Work required - Nothing in the data should change when you return it, but leave the pictures out.
####################
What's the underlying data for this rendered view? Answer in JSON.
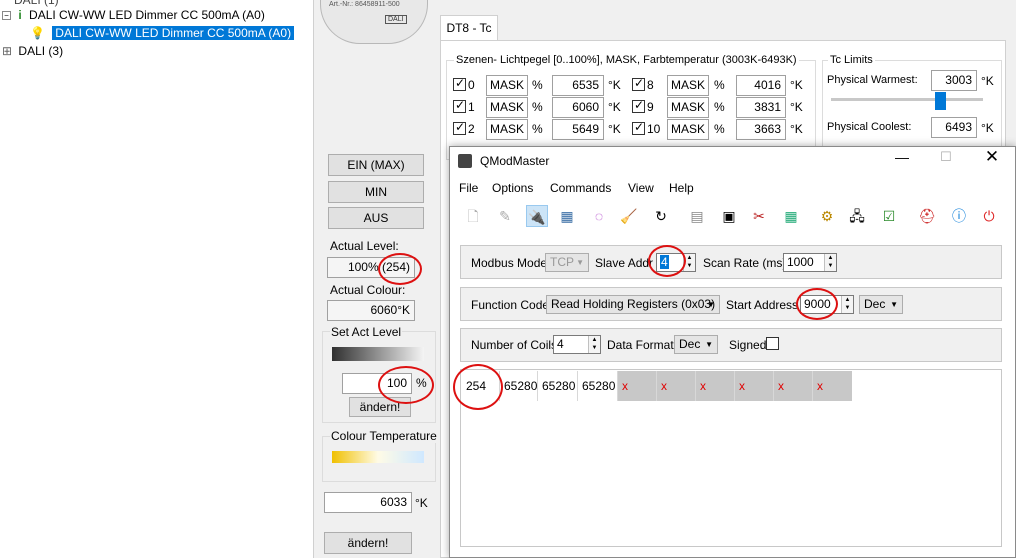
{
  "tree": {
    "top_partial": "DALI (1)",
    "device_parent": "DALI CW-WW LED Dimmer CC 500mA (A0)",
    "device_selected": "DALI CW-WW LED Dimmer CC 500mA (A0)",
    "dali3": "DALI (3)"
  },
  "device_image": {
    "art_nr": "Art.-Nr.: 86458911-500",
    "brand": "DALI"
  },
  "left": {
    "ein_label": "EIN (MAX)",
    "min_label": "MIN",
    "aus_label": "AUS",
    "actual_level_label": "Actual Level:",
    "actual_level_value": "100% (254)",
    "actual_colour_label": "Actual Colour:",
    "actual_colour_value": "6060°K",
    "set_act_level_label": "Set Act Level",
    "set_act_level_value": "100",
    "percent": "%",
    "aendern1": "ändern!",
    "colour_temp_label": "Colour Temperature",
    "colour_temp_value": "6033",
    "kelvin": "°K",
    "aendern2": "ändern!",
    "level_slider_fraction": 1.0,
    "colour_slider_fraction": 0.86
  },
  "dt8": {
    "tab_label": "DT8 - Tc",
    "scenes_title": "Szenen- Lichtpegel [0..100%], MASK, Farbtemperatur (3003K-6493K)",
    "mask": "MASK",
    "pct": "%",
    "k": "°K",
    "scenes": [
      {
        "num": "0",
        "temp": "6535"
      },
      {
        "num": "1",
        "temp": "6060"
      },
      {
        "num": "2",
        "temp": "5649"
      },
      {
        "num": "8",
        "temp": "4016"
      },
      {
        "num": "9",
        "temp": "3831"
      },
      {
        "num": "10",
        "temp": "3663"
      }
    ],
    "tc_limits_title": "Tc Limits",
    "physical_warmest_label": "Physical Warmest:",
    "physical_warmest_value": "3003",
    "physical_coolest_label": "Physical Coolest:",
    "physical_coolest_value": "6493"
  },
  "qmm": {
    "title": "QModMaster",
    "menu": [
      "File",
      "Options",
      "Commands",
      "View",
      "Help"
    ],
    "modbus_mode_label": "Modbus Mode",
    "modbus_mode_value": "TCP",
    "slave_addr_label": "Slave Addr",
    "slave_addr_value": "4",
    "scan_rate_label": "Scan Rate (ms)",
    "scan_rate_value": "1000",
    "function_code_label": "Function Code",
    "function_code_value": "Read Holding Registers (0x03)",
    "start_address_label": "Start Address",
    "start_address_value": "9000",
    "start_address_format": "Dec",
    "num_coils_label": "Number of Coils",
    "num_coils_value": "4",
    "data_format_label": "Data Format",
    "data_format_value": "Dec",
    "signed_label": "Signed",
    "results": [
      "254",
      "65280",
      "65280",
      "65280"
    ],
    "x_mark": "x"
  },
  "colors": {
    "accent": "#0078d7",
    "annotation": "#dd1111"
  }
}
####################
Response to the task -
What's the underlying data for this rendered view? Answer in JSON.
{
  "tree": {
    "top_partial": "DALI (1)",
    "device_parent": "DALI CW-WW LED Dimmer CC 500mA (A0)",
    "device_selected": "DALI CW-WW LED Dimmer CC 500mA (A0)",
    "dali3": "DALI (3)"
  },
  "device_image": {
    "art_nr": "Art.-Nr.: 86458911-500",
    "brand": "DALI"
  },
  "left": {
    "ein_label": "EIN (MAX)",
    "min_label": "MIN",
    "aus_label": "AUS",
    "actual_level_label": "Actual Level:",
    "actual_level_value": "100% (254)",
    "actual_colour_label": "Actual Colour:",
    "actual_colour_value": "6060°K",
    "set_act_level_label": "Set Act Level",
    "set_act_level_value": "100",
    "percent": "%",
    "aendern1": "ändern!",
    "colour_temp_label": "Colour Temperature",
    "colour_temp_value": "6033",
    "kelvin": "°K",
    "aendern2": "ändern!",
    "level_slider_fraction": 1.0,
    "colour_slider_fraction": 0.86
  },
  "dt8": {
    "tab_label": "DT8 - Tc",
    "scenes_title": "Szenen- Lichtpegel [0..100%], MASK, Farbtemperatur (3003K-6493K)",
    "mask": "MASK",
    "pct": "%",
    "k": "°K",
    "scenes": [
      {
        "num": "0",
        "temp": "6535"
      },
      {
        "num": "1",
        "temp": "6060"
      },
      {
        "num": "2",
        "temp": "5649"
      },
      {
        "num": "8",
        "temp": "4016"
      },
      {
        "num": "9",
        "temp": "3831"
      },
      {
        "num": "10",
        "temp": "3663"
      }
    ],
    "tc_limits_title": "Tc Limits",
    "physical_warmest_label": "Physical Warmest:",
    "physical_warmest_value": "3003",
    "physical_coolest_label": "Physical Coolest:",
    "physical_coolest_value": "6493"
  },
  "qmm": {
    "title": "QModMaster",
    "menu": [
      "File",
      "Options",
      "Commands",
      "View",
      "Help"
    ],
    "modbus_mode_label": "Modbus Mode",
    "modbus_mode_value": "TCP",
    "slave_addr_label": "Slave Addr",
    "slave_addr_value": "4",
    "scan_rate_label": "Scan Rate (ms)",
    "scan_rate_value": "1000",
    "function_code_label": "Function Code",
    "function_code_value": "Read Holding Registers (0x03)",
    "start_address_label": "Start Address",
    "start_address_value": "9000",
    "start_address_format": "Dec",
    "num_coils_label": "Number of Coils",
    "num_coils_value": "4",
    "data_format_label": "Data Format",
    "data_format_value": "Dec",
    "signed_label": "Signed",
    "results": [
      "254",
      "65280",
      "65280",
      "65280"
    ],
    "x_mark": "x"
  },
  "colors": {
    "accent": "#0078d7",
    "annotation": "#dd1111"
  }
}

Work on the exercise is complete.